The gun cannot bring lasting peace

Wednesday December 4 2019


By Frank Mutagubya

There is a misguided thinking among some Africans that the gun can deliver peace to any community. This thinking has been displayed by many persons in positions of leadership (or power) on the African continent whenever there is any kind of divergent ideas put across.

The latest person to expound this line of thinking is Col. Shaban Bantariza. (see: ‘Bantariza gun remarks trigger public uproar’ in the Daily Monitor, of November 3). Being a senior, knowledgeable and quite exposed army officer, he is expected to know better.

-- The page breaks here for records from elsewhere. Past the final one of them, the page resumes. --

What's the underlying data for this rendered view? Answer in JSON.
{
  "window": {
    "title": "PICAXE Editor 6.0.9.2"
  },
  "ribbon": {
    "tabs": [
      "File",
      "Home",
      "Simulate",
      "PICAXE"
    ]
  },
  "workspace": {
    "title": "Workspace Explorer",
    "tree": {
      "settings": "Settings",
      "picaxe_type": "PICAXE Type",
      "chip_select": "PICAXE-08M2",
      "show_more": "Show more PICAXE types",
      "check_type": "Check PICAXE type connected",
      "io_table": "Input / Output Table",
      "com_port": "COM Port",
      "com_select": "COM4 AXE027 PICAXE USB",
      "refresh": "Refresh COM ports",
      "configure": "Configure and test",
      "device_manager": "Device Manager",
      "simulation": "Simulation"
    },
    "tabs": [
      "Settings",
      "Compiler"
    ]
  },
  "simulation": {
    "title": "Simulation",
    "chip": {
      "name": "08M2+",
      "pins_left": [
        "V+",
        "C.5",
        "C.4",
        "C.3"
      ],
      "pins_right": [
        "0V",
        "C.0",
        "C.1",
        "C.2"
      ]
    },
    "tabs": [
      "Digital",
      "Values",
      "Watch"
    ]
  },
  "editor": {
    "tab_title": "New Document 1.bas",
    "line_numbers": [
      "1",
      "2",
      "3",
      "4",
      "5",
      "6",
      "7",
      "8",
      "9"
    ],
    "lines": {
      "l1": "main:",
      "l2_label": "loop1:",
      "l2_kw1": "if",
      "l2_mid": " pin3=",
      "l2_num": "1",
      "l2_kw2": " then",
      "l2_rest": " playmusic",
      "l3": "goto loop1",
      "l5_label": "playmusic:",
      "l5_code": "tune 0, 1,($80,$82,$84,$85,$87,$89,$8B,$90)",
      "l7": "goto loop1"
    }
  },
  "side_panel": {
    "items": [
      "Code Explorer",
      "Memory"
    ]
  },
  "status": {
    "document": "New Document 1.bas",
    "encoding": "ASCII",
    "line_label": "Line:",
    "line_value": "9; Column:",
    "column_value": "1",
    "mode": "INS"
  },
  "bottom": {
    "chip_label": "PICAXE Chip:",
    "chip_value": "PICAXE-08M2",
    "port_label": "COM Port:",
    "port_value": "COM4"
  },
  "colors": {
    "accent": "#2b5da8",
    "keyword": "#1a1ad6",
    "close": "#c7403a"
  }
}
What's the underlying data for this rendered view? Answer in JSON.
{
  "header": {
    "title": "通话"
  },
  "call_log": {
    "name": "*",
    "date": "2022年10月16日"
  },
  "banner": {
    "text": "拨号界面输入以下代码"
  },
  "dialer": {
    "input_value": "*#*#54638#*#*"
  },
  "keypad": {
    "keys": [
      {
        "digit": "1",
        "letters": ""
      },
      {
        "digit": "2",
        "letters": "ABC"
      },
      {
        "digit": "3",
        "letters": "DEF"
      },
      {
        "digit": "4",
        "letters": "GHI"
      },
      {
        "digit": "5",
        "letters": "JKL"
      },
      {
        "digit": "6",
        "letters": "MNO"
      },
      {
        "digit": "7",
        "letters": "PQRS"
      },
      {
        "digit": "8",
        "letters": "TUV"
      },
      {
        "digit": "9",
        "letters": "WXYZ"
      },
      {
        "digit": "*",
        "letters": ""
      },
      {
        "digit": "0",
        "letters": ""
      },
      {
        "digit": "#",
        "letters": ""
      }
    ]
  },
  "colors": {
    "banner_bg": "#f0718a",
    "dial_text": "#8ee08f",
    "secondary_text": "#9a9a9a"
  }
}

But truth be told as an instrument of coercion, the gun cannot be relied upon to foster and maintain peace in any community. Let Col Bantariza give us one example of any African country where the gun has been successfully used and relied upon to bring and maintain peace.

The gun may only “help” to acquire authority and power, but thereafter, it has to be other means that can be successfully used to foster and maintain lasting peace.

The gun may be used as the last resort to remove dictators and bad leaders from power and that is all, just like the NRM/NRA and other Ugandans did. Thereafter, the gun must be put aside and instead be replaced by dialogue so as to harmonise the many divergent views.

What Ugandans want and what all our leaders should be talking about is building and making stronger systems, structures and institutions. In fact, institutions should be more empowered than the individuals occupying the institution offices.


So Col Bantariza’s assertion that “...we shall use fire to put off that kasukali (referring to MP Robert Kyagulanyi’s latest song) to maintain peace,” is but an excuse and a line that only persons who wish no peace and tranquility to obtain in Uganda can toe.

Lastly, it is unfortunate for Uganda because at some point, Ugandans thought that with more enlightened leaders, the country would pursue civilised and peaceful means of resolving all national contradictions to engender peace, development and tranquility.

When we hear otherwise well-educated and exposed persons make such reckless comments, especially when such statements are “welcomed” by clapping of hands by some people in the audience with ignorance spread all over their faces, you realise how Uganda still has a long way to go for sanity to prevail.

[Col Bantariza has since said his remarks were distorted - Editor].